n the most recent edition (38.3) of American Ethnologist, which I’m just getting around to reading, I see this very interesting notion of the state as a metonym for the self.
It is worth considering the subjectivity that informs an understanding of one’s actions as heroic. I believe it is best described by what Gayatri Spivak (2004) calls the ability to “metonymize” the self, to imagine the self in an active relationship with the state, the opposite of subalternity.
The topic at hand is elite Israeli commandos who turn against the state and its “fragile” project of hegemony. I’m not so convinced about this argument towards fragility, but I am deeply interested in the idea of an “identification” with the state that could be compared to metonymy. For me, the question is whether or not social workers can square the relative “rightness” of the state’s distributional practices with their own participation in the economy at large.
Unfortunately, the underlying Spivak text is actually a public lecture, the fate of which I don’t know…

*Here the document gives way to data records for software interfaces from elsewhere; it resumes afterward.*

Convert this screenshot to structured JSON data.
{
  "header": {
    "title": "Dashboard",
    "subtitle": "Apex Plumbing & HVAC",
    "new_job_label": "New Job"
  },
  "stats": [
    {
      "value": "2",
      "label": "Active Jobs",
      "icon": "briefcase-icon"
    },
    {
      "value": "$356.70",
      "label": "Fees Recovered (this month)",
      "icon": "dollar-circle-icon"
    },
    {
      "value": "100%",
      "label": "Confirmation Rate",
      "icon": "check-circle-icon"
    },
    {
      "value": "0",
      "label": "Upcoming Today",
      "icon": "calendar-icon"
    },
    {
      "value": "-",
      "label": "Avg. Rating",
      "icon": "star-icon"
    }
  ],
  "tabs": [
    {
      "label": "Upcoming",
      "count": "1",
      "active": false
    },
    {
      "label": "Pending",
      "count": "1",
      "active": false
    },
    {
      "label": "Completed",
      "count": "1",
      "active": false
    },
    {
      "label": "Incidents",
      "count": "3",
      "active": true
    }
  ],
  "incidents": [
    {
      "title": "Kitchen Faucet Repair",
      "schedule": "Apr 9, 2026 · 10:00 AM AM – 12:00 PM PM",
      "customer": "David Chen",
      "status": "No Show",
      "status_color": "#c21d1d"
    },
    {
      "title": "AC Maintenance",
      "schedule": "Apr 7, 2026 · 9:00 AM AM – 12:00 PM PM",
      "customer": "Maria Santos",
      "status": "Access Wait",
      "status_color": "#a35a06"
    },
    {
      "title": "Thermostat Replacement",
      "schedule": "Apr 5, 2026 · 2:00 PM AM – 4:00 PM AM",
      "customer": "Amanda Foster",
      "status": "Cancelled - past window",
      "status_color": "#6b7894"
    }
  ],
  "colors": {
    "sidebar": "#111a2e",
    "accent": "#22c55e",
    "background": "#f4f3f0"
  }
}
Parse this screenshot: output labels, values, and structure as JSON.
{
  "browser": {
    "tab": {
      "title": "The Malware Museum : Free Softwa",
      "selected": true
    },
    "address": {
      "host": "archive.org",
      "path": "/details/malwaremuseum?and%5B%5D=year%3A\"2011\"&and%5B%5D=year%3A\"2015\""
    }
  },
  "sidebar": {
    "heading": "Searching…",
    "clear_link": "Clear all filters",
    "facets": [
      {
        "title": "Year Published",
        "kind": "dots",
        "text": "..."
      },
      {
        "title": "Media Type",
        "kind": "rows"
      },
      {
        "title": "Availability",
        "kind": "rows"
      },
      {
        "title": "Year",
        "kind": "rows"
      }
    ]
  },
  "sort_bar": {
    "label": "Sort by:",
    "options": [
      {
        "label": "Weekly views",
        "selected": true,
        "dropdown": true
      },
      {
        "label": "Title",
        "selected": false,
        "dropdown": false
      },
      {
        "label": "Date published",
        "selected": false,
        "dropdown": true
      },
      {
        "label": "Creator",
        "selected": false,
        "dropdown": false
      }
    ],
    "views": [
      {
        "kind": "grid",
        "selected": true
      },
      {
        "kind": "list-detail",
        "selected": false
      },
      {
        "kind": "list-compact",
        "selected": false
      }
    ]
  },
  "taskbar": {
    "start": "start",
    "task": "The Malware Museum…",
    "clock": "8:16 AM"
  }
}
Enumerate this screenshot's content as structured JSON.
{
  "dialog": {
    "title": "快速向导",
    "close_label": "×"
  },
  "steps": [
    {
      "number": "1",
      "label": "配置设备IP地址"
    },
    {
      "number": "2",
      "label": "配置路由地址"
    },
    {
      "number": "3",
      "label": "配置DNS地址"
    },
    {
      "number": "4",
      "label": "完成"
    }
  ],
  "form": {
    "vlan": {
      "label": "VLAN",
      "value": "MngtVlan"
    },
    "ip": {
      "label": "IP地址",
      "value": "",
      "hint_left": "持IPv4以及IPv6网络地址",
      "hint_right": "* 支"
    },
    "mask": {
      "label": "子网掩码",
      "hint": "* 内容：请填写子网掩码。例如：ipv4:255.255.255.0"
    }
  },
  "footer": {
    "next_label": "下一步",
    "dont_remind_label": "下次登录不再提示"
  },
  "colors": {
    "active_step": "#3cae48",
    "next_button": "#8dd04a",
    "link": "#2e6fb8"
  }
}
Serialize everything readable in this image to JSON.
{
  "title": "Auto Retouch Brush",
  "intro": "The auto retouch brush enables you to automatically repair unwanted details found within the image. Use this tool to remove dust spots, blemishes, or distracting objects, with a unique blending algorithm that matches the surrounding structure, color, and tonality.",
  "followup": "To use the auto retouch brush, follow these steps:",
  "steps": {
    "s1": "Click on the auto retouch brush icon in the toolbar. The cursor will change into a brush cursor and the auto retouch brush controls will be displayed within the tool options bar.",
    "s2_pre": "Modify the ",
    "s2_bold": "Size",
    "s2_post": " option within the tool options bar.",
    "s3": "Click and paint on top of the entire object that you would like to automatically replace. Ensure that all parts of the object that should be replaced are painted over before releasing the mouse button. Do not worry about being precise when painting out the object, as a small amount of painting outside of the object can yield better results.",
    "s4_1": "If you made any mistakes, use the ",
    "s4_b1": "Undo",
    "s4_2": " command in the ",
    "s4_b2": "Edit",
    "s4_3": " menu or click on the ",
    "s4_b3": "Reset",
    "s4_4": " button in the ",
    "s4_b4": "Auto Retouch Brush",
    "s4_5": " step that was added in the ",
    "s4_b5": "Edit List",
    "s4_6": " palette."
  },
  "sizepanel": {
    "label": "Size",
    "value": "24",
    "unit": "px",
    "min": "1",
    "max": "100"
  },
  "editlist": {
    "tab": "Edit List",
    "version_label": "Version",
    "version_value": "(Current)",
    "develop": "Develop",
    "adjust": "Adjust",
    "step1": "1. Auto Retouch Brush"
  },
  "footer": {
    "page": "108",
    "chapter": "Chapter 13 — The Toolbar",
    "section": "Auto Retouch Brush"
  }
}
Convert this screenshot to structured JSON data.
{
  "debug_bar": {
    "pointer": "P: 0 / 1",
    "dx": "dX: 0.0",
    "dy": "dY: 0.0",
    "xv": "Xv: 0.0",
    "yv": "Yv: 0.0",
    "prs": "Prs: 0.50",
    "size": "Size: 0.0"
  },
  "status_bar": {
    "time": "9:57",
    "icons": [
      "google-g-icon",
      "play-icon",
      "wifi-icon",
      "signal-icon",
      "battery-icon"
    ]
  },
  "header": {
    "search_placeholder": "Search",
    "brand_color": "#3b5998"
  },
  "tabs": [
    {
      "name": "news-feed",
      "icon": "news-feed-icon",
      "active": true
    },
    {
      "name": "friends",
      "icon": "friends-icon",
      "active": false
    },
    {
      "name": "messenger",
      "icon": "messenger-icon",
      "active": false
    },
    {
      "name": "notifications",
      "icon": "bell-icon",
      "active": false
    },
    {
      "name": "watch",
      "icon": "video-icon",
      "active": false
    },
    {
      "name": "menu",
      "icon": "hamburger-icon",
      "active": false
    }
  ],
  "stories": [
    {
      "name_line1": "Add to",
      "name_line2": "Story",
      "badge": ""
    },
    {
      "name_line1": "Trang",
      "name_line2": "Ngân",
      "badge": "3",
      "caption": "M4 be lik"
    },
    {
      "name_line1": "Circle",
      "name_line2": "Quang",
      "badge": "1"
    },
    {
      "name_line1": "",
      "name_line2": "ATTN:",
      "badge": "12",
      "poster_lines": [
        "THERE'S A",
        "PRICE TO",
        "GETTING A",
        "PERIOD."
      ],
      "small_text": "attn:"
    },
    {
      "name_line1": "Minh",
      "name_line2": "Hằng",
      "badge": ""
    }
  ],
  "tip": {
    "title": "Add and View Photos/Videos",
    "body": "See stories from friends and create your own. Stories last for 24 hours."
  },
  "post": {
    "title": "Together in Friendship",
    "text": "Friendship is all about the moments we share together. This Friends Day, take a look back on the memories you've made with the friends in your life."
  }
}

Update: here is the link to the talk. Speaking very much off the cuff Spivak comments on the metonymizing of her self as “the part by which I am connected to that abstract whole so I can claim it.” Start viewing around 28 minutes in to the presentation.